I am grateful to Mick Capon, our man in North Carolina for writing today's foreign post, where he compares the different ways of getting from his home in North Carolina to Washington DC. Many thanks, Mick, and keep them coming!
Intercity travel options
The nation’s capital. Washington DC, is a favorite destination of mine. I usually travel by car (I know – shame on me), but that can be tiring and if, like in all big cities, you happen to hit the outskirts at the wrong time it can be frustrating.
There are several alternatives to the car from Durham NC to DC. The car aside, the most obvious to Americans, is flying. Durham is lucky enough to have an international airport, Raleigh-Durham International (RDU), situated between the two cities. Based on leaving Durham Station, the transit exchange in downtown Durham and Union Station in DC, here follows comparisons for the 259 mile trip.
United or American Airlines

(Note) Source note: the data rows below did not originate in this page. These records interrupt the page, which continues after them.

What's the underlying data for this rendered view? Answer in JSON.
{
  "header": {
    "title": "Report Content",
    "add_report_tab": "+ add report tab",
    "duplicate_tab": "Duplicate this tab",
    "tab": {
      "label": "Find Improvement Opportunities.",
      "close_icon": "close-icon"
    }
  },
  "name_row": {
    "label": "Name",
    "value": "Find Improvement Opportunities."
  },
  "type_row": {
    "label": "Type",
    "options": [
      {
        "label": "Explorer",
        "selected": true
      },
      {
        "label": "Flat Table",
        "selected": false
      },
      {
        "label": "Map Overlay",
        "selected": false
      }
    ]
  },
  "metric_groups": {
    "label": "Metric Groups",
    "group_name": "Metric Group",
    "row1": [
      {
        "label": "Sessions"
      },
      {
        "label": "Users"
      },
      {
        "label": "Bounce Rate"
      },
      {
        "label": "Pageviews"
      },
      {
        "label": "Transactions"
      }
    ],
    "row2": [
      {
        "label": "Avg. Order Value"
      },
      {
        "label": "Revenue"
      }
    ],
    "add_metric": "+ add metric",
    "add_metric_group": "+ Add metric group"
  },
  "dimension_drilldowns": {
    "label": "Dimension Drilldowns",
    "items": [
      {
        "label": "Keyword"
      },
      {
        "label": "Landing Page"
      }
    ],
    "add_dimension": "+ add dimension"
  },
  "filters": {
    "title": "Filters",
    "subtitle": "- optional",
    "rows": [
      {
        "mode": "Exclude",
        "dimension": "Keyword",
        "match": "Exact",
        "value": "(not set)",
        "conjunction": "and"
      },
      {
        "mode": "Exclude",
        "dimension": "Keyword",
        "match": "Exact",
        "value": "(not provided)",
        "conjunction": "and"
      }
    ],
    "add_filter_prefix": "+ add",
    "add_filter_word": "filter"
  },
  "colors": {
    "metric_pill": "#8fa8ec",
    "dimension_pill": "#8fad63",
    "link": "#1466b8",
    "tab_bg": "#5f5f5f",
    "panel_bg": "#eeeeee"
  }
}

There are 13 non-stop flights daily between RDU and either Dulles or Ronald Regan airports. Flight time is approximately 1 hour 15 minutes, but of course, flying is not as simple as that. Travel to RDU via Go Triangle adds another 43 minutes, security and checking in another hour and the transfer from Ronald Regan in DC 21 minutes via Metro, from Dulles an extra 65 minutes. That’s a total travel time of 3 hours 19 minutes. Lowest cost for flight and transfers is c. $98, but like all air fare can vary. The average is around $150.
Sponsored by the Station of North Carolina, the once daily 7-car Carolinian, hauled by a GE Genesis P42DC, travels from Charlotte NC to New York NV via Durham and Washington DC. That journey time can be over 13 hrs, but the Durham-DC time is 6 hours 47 minutes and costs are $54-$61. Yes the journey is slow, relaxing if you have the time. The route between Charlotte and Raleigh is now owned by the state, known as the North Carolina Railroad (which in total owns 317 miles of track) with rights leased to Norfolk Southern to provide freight service.

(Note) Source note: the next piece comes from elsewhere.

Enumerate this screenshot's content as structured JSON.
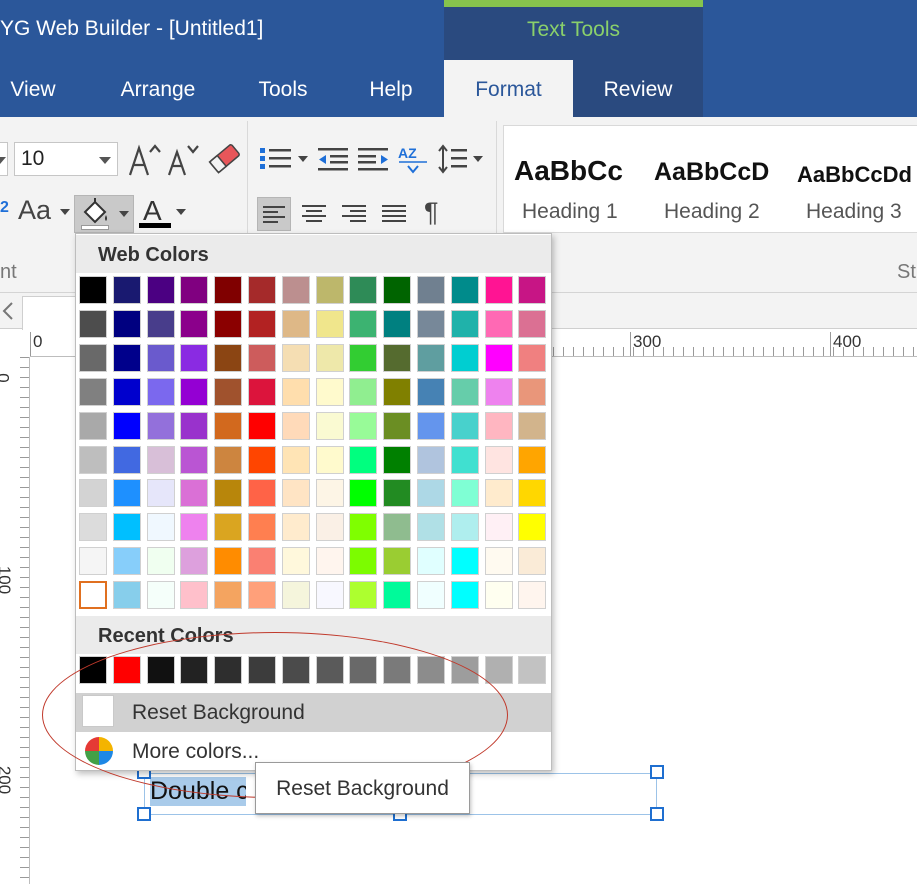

The northbound Carolinian leaving Durham Station on it’s way to DC and New York. Photo Mick Capon.
Greyhound and Megabus
Unlike newcomers Megabus, the iconic Greyhound brand has been operating since 1914. The rapidly expanding Stagecoach owned company, introduced in 2006, is a huge success and by far the cheapest way to travel inter-city in North America. Megabus services are operated by Stagecoach owned Coach USA.
Both operate 4 non-stop journeys between Durham and DC daily. Megabus fares are around the $10-15 range and the fastest journey time is 4 hrs 50, the longest being 5 hrs 15. Vehicles used will be familiar to UK readers, the route being in the sole control of Van Hool Astromega TD925 81-seat double deckers.
DD725, a Van Hool Astromega of 2013. Photo
No double-decks for Greyhound though but vehicles are a far cry from the Scenic Cruises of the 50s, Canadian built Prevosts and MCI (Motor Coach Industries) being used. Nothing lightweight about these beauties, but they are comfortable vehicles. Greyhound fares are more expensive between $28 and $37 depending on the time of travel, whilst journey times are somewhat slower, due to many more stops than the Megabus route, at between 7 hrs 15 and 8 hrs 35.
One of a batch of 90 Prevost X3-45’s recently delivered to Greyhound. Photo RVBusiness.com
Notwithstanding the hassle of driving and the obvious annual running costs, the trip by car is reasonably cheap and easy. I would expect to pay $19 for gas (petrol) and, depending on the time of day, make the trip in about 4 to 5 hrs. Within a couple of miles of my home I hit Interstate 85, switch to cruise control, then the I-95, the same route as Megabus but without the diversion into Richmond VA.
In conclusion, it can be seen that the Megabus option is attractive to many.
Finally a photograph of Durham Station. Opened in 2008. It serves all local, inter-city bus services and Amtrak. The Railroad station can be seen center right.